**ACTIVITY:** Every line of the data that includes "location" should be copied out.
________________________
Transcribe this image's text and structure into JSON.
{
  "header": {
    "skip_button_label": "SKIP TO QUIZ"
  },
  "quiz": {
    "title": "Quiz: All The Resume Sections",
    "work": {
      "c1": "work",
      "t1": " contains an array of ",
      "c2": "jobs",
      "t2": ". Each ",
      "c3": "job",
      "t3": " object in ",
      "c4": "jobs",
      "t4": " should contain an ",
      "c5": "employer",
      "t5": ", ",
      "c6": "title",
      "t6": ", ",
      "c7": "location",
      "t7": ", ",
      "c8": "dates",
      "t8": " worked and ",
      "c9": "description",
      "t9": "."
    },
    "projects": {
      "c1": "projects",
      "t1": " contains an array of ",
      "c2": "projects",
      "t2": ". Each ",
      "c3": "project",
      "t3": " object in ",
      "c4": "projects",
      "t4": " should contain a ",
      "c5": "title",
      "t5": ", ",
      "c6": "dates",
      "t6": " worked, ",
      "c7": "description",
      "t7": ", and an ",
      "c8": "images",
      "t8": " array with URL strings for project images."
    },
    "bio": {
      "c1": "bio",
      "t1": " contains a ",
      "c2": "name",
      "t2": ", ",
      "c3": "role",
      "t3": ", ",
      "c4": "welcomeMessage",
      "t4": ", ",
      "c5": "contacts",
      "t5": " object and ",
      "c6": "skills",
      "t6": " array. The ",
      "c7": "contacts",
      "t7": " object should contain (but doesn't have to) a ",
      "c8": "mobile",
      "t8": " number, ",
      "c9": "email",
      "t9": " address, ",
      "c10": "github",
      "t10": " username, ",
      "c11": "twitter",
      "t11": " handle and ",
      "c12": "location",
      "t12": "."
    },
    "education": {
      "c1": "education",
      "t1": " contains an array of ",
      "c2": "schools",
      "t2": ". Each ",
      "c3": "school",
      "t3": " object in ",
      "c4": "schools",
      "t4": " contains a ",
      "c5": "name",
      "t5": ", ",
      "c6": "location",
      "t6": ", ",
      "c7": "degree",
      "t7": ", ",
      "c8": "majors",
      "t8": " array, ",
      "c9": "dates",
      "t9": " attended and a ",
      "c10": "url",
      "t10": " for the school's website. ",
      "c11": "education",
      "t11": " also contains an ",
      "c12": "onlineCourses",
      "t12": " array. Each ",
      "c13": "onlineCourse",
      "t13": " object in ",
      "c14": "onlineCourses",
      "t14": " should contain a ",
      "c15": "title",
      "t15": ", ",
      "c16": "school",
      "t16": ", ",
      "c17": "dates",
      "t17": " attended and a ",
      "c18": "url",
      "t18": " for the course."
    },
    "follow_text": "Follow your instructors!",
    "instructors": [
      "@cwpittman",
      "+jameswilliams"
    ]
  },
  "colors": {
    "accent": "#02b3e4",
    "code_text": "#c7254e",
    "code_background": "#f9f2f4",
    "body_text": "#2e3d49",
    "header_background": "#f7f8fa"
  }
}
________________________
**SOLUTION TO THIS PROBLEM:**
      "c7": "location",
      "c12": "location",
      "c6": "location",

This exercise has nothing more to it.